Business · Business Analysis

How do you know that your business is dying?

kishor fogla CoFounder and ceo at Yellow Slice

May 5th, 2017

There are many times we are in our fancy and hope to make good money and name. But suddenly the business you are in dies either because of the industry, technology, people or just because you didn't perform well. How do one keep a check on his performance?

You have an idea. Now it’s time to turn it into a brilliant and beautiful product. In this course, you’ll learn specialized tactics to study your user, create testable wireframes, and transform them into fully functioning features and products.

Joe Albano, PhD Using the business of entrepreneurialism to turn ideas into products and products into sustainable businesses.

May 5th, 2017
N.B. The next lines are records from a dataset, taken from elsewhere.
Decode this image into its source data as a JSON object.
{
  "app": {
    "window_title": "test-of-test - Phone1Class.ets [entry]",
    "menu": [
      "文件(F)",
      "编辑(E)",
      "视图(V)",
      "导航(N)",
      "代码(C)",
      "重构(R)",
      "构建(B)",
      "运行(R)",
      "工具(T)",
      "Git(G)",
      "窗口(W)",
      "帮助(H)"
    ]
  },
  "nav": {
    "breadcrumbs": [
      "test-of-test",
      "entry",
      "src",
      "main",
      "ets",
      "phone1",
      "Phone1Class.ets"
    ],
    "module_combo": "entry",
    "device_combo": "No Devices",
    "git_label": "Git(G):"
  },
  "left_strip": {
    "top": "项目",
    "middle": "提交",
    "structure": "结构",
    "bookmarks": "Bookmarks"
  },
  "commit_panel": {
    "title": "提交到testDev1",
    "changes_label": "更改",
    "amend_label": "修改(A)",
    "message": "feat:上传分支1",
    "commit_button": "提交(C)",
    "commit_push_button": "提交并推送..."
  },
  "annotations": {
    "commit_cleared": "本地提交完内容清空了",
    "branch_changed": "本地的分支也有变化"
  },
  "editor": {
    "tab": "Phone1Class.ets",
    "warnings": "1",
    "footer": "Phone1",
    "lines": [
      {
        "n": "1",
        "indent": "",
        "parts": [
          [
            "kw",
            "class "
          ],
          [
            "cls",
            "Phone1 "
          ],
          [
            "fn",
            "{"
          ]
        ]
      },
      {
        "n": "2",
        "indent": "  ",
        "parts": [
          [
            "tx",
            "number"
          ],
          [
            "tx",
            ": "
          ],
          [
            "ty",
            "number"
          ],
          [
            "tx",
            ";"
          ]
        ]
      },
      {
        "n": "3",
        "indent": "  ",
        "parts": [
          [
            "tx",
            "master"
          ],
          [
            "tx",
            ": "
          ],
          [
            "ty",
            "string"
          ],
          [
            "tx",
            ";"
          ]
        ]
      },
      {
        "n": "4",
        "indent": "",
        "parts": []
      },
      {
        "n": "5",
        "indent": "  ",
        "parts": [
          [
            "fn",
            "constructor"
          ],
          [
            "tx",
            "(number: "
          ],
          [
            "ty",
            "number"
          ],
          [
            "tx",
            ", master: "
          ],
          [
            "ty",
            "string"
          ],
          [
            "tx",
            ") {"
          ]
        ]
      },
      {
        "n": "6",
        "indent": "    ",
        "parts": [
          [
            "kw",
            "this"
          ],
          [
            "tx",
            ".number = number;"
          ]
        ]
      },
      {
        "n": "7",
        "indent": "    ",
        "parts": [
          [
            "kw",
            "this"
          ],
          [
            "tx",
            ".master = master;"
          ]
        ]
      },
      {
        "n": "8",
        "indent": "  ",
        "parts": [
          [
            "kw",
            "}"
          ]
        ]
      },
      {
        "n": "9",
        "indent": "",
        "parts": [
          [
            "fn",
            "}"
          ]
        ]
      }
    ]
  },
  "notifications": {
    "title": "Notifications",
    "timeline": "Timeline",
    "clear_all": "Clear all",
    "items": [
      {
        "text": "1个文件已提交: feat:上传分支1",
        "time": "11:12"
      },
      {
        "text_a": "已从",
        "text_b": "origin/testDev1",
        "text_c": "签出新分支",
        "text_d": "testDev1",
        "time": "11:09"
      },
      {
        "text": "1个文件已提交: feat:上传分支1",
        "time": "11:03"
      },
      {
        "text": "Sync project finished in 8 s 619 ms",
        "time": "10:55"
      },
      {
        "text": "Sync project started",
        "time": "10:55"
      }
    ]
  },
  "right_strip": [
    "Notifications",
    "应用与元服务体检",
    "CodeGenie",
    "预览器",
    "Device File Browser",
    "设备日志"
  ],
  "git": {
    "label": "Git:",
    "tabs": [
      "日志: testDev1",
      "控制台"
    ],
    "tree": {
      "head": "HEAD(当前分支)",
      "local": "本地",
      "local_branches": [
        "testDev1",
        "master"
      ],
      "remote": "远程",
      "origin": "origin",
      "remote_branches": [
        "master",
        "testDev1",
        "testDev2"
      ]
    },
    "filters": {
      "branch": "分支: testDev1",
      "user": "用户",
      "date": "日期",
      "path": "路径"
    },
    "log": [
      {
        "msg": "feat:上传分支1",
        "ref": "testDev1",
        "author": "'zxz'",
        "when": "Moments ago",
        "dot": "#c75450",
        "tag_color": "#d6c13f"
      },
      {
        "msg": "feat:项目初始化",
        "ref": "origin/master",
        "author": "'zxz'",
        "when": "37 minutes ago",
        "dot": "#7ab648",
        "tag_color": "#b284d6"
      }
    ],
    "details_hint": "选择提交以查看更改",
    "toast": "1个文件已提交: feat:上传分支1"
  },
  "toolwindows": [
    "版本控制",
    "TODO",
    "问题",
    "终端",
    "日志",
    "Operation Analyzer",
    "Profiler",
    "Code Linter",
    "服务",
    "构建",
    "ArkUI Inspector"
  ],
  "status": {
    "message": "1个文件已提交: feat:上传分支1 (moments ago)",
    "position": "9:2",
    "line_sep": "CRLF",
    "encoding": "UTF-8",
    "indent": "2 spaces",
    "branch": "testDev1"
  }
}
I know that many people would like a simple go/no go test for this question. The definitive answer to the question: "Should I continue to pour in blood, sweat, and far too many tears; or is it time to call this a 'learning moment'"?

Then there is the "three feet from gold" school. Those who say NEVER give up because you just might be at the edge of something big.

The reality is that there is no definitive answer. The best method I have found for making this determination comes from the Business Model Canvas, Lean Startup, and all of the other evidence-based decision making approaches to startups and entrepreneurialism.

It boils this. Every successful business needs to do three things: create demand, build a fulfilment system, and manage the money. Startups are the process of making assumptions about how each of those functions will perform in your business, testing those assumptions, then adjusting your model until it aligns with reality in a sustainable (usually that means reliably profitable) way.

If you can't make that happen, it's probably time to quit. The number of "pivots" you are willing to take and the alignment between your model and reality (it's never 100%) required to continue or stop are up to you.

Brent Laminack Principal at OpenFace Systems, Inc.

May 5th, 2017

Before you can tell if something's sick, you need to know what it looks like when it's healthy. You need objective measurements of your business' health. These are generally called Key Performance Indicators (KPIs). They are slightly different for each business, but some are: Total Revenue, Net Profit, Cost of Sales, New Clients, Client Retention, etc. See some others here:

Then you check and probably graph these on a monthly basis. Do analysis: are the numbers trending up or down? Which KPIs lead the others (e.g. New Customers)? Which way are they going? The main thing is to be objective. If this were somebody else's business, what would the numbers say to you?

Dane Madsen Organizational and Operational Strategy Consultant

May 5th, 2017

Do a brutal self assessment as to why you fear this. If it's the space, see and test if you are right. If it's your product, you will learn more from people that did not use your product again. If it's people, why? It may be you have a space issue so think about other places to apply your skills. Many companies started in one business and ended up in another, including Google and Amazon. If your issue is product, you can solve it but you have to never fall in love with your technology. If you do, you will defend it to you own demise. If it's people, is it that you hired weak people or toxic people. Both can be fixed, but you need to know what the issue is and get people that "fit" instead. You can also seek different countries that may have a different development environment. ultimately the business dies only when you stop iterating .